A couple of years ago, I realised that glitter is, in fact, almost always plastic and therefore non-biodegradable. We haven’t bought any new glitter since. Having discovered the truth about glitter I was then confronted with what to use as an alternative. I had to come up with something to provide the razzle, dazzle, glitz and glam to the endless array of craft productions in our house. To begin with, I steered my kids into environmentally friendly (and cheaper) alternatives. We picked up acorn shells, autumn leaves, feathers, and even sand. We used flower petals too. We had a lot of fun, but it isn’t quite the same as glitter.
What did people use before glitter? I pondered this question for a while and then asked my mum who trained to be a kindy teacher in the 1950’s, “what on earth did you do before there was glitter?” Back then glitter was really expensive and was usually made from powdered glass. She suggested using dyed crushed up eggshells. Brilliant! I tried it, the kids loved it, and they could also be involved in the manufacturing process from beginning to end. We saved eggshells for weeks, and then we washed and dried them. I boiled water, added food colouring and a teaspoon of white vinegar (to set the colour) and added eggshells. I left them to sit in the hot dye till they looked nice and bright. Then we took them out and left them to dry in the sun on a paper towel. Magic! Bright and vibrant, the kids were instantly attracted to them. Once they had dried, the kids had a fabulous time crushing them up in their fingers on a tray. The end result was as fine or as coarse as you want to make it. The kids used it instead of glitter without any complaints. To my eyes it actually made for brighter pictures because glitter can appear dark if the light isn’t catching it but the coloured eggshells look bright from every angle.
Another technique is to dye rice, different shaped pasta, or couscous using hand sanitiser instead of water. This process is interesting because there are so many pasta shapes out there. You can even get alphabet pasta and dye that.
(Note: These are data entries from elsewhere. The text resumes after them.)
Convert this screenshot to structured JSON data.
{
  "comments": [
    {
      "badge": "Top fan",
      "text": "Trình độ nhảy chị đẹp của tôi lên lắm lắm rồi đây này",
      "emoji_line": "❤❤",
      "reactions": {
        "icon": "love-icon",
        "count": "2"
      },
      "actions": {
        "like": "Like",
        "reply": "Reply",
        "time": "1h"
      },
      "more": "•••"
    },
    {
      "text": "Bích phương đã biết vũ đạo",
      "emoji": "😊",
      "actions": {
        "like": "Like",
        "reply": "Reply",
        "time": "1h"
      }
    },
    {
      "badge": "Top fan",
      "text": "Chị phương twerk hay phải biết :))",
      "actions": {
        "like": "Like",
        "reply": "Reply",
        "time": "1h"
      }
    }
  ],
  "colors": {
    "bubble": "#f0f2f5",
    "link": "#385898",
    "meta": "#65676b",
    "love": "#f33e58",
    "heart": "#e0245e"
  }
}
I wanted to see how successful dying pasta and rice would actually be, and so I set about dying small amounts of rice and pasta using hand sanitizer and food colouring. The results were lovely and bright. I left the coloured rice and pasta on plates to dry overnight. Next morning I showed my efforts to my 5 and a half year old son and 8 year old daughter as they ate breakfast. I asked what they thought of it and they were very impressed. So much so that I later caught my little boy setting up for a full-on craft extravaganza at the table with paper, glue, and glitter alternatives all set out ready for action. He was super keen to get started, before I had even had a chance to photograph the glitter alternatives for this blog post! I think that is an indication of how bright and enticing the finished product is. All three of my kids are really keen on these alternatives to craft glitter. It has all been a huge success. The whole process is great, from preparing them to using them, and it is a learning experience as well.
Here in New Zealand we have a word – Kaitiaki. It means guardians. That is how we should all see ourselves, as guardians of our land and the creatures we share it with. Today I showed my kids that we don’t need plastic glitter. It is just one step, but it is a step in the right direction. Why not give it a try. Kick the glitter habit and try plastic free craft fun.